The virtues of Advent that we are celebrating together through, hymns, history and song are not “givens” in the world. In fact, if you look throughout history there have been many civilizations and societies with quite different sets of virtues. The Roman legion sought honor, power and glory and the 3rd Reich of Germany certainly had no place for Kings in humble mangers. Other cultures see the highest virtue as a renunciation of the material world and value the extinguishing of the self into a mystical oneness of being. No, the gifts Jesus brought to the earth are universal and human - but they are distinctly of divine origin.
His coming into the manger was also a stamp of endorsement upon the value of this world and individual human lives. His gifts of hope, love, peace and joy through the gospel are indicative of divine grace operating in people and culture.
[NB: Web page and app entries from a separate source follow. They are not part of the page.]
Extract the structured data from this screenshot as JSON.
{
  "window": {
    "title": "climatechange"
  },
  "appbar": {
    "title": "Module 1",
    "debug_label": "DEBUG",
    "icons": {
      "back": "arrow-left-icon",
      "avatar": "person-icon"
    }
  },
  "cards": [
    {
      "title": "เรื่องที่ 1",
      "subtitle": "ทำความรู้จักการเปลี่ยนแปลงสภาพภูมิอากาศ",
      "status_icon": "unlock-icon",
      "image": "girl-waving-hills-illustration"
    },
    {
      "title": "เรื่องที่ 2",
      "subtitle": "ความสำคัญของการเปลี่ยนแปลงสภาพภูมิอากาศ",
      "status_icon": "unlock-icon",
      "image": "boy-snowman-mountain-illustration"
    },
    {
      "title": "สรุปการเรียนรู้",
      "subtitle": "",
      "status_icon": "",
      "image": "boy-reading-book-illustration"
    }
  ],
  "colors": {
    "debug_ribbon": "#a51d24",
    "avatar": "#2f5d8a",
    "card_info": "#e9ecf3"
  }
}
Let us never grow weary of the glory of God become flesh and God with us…Emmanuel. For in this person is the light of the knowledge of the glory of God in a face (2 Cor 4:1-6). The face of a baby, a face grown into manhood, a face marred and beaten and unjustly executed like a common criminal. Yet that face and its glory shined ever more brightly when it triumphed over even the grave itself. This world, with all of our sin and all of the mess in which we still travel, is the place where God still meets us today.
The Word was made flesh and we beheld its glory; at Christmas and at the Cross. Today, as we read the story with our families, celebrate his goodness at Christmas and seek to be generous to others, let us never forget the grace we have been given in the gospel.
Light a candle in the darkness of winter my friends to loudly say that Jesus wins. Don’t forget this at Christmastime this year.
The random technotheolosophical blogging of Reid S. Monaghan